Maneuvering through the pale morning light in traffic yesterday, my husband and I saw a man execute a backflip on the side of the road.
It was rush hour traffic into Kampala—a curious insanity one cannot fully appreciate until wading, navigating, and experiencing minor heart attacks through it. The spectacle of swerving vehicles (or debacle, depending on the beholder) was flanked by Africans shouting, or performing that awkward backpack-toting-run to school in a rainbow of uniforms, or arranging wares in the orange dust, or trudging with goods stacked atop their heads.
And then, there was the backflip.
I looked at my husband. “Did you see that?” “Yeah. He does it a lot.” I thought I’d seen it last week, too, yet shook it from my mind as an oddity.
But my husband was a veteran of harrowing Ugandan traffic, where there is always something yanking at your attention. You just hope it’s yanked by the right event at the right time. “He’s often wondering around though. He seems kind of in his own world.”
Hmm. I’d wondered: the man’s half-buttoned, worn shirt; the rolled-up trousers. Oh. And the backflip alongside the Traffic of Death.
It reminded me of a quote I’d read a week before that captivated my attention as a writer, a reader, a people-watcher. Tim Keller writes in his book Every Good Endeavor, “People cannot make sense of anything without attaching it to a story line.”
He cites an illustration by philosopher Alasdair MacIntyre, who asks that we imagine we’re at a bus stop. A young man comes up to us: “The name of the common wild duck is Histrionics histrionicus histrionicus.”
Keller explains, “Even though you understand the sentence, his action makes no sense…The only way to make sense of it is to try to learn the story into which this event fits. Perhaps the young man is mentally ill…” Perhaps he’s mistaken you for someone else that he met in the library yesterday, asking him the Latin name of the duck. Or my personal go-to in these situations: Does that guy have a Bluetooth, or is he simply participating in an involved conversation with himself?
But that’s what’s fascinating about humanity, isn’t it? Every person we encounter trails a story unraveling behind them, indeed forming the person before us.
And, Keller notes, if we get the story wrong…we get our response wrong.
As I conducted entrance interviews at the refugee center yesterday, I found myself moved by those before me unable to even convey a slice of their story, limited by their English. (When I tried to communicate in Spanish during a stint in Venezuela, my limited vocabulary made me feel like my IQ had spontaneously dropped 20 points.) One man sat before me, grinning and eager, repeating the few English words of mine he could extract: President. Accept. Home. I confess to laughing aloud once as he nodded in apparent understanding, while his few incomprehensible answers belied the truth: I have no idea what you’re saying!
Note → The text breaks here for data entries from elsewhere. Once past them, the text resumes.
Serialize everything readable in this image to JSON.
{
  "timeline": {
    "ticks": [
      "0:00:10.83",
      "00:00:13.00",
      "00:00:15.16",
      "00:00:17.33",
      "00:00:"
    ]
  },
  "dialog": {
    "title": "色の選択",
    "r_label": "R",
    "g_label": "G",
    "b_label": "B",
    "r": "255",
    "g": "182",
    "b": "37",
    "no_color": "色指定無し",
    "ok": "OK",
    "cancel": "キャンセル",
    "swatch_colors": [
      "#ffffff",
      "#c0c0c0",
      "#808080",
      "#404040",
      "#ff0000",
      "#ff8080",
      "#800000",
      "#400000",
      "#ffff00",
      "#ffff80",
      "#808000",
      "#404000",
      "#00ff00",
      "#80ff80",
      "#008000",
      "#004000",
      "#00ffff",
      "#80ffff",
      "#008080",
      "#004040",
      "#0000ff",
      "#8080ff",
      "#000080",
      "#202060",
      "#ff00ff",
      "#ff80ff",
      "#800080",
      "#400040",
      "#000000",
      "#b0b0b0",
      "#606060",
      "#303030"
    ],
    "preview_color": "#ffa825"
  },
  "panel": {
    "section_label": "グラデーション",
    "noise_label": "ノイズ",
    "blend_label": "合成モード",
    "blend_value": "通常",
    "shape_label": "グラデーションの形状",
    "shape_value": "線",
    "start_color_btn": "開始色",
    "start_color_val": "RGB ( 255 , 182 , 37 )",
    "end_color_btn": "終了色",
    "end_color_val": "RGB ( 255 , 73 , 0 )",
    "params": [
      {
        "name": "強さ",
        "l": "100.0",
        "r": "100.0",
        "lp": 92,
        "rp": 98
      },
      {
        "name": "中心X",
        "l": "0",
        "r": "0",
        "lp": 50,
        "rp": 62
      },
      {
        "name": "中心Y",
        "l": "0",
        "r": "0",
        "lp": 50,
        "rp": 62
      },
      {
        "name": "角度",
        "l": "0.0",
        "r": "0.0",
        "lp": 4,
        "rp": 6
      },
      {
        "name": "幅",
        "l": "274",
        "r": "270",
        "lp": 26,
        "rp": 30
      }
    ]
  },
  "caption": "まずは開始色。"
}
But I’m willing and ready to learn!
Another woman, fresh from her country and without any documents, simply shrugged and attempted a smile as I presented questions. More than one tear slipped down the side of her face: “I no speak English.”
The tears made me wonder what she was undergoing. Was she wondering if her lack of English would rob one of her only remaining solutions? Was she simply overwhelmed with loss and unfamiliarity and powerlessness?
I don’t know her story.
Stories tug us relentlessly into compassion. I’m amazed by the power of books I read from a villain’s perspective—how if a reader doesn’t feel compassion for a person who might completely collide with the reader’s value system, the reader can still develop a sense of, Ah. I get it. As irrational or misguided as you are, I am starting to get the idea of how you could do that.
Stories help us make sense of those around us. On the converse, lack of an accurate story can lead to profound misunderstanding, conflict, and pain.
Stories assemble our empathy; help us imagine ourselves in the singing triumphs and utter losses and mundane trivialities of another’s complicated saga.
They keep the people before us from becoming machines in our eyes, simply there to serve a purpose for us.
You might say that knowing someone’s story is a form of loving.
I feel that I am becoming addicted to narrative: To what makes up the people before me on the construction site near my house, or minding the till at the grocery store, or gazing skeptically or enthusiastically at me in my class. If I go a little overboard with questions on someone’s subculture or interviewing an eight-year-old, perhaps you can just chalk it up to my preoccupation with how we become what we are.
Whose story will you uncover today?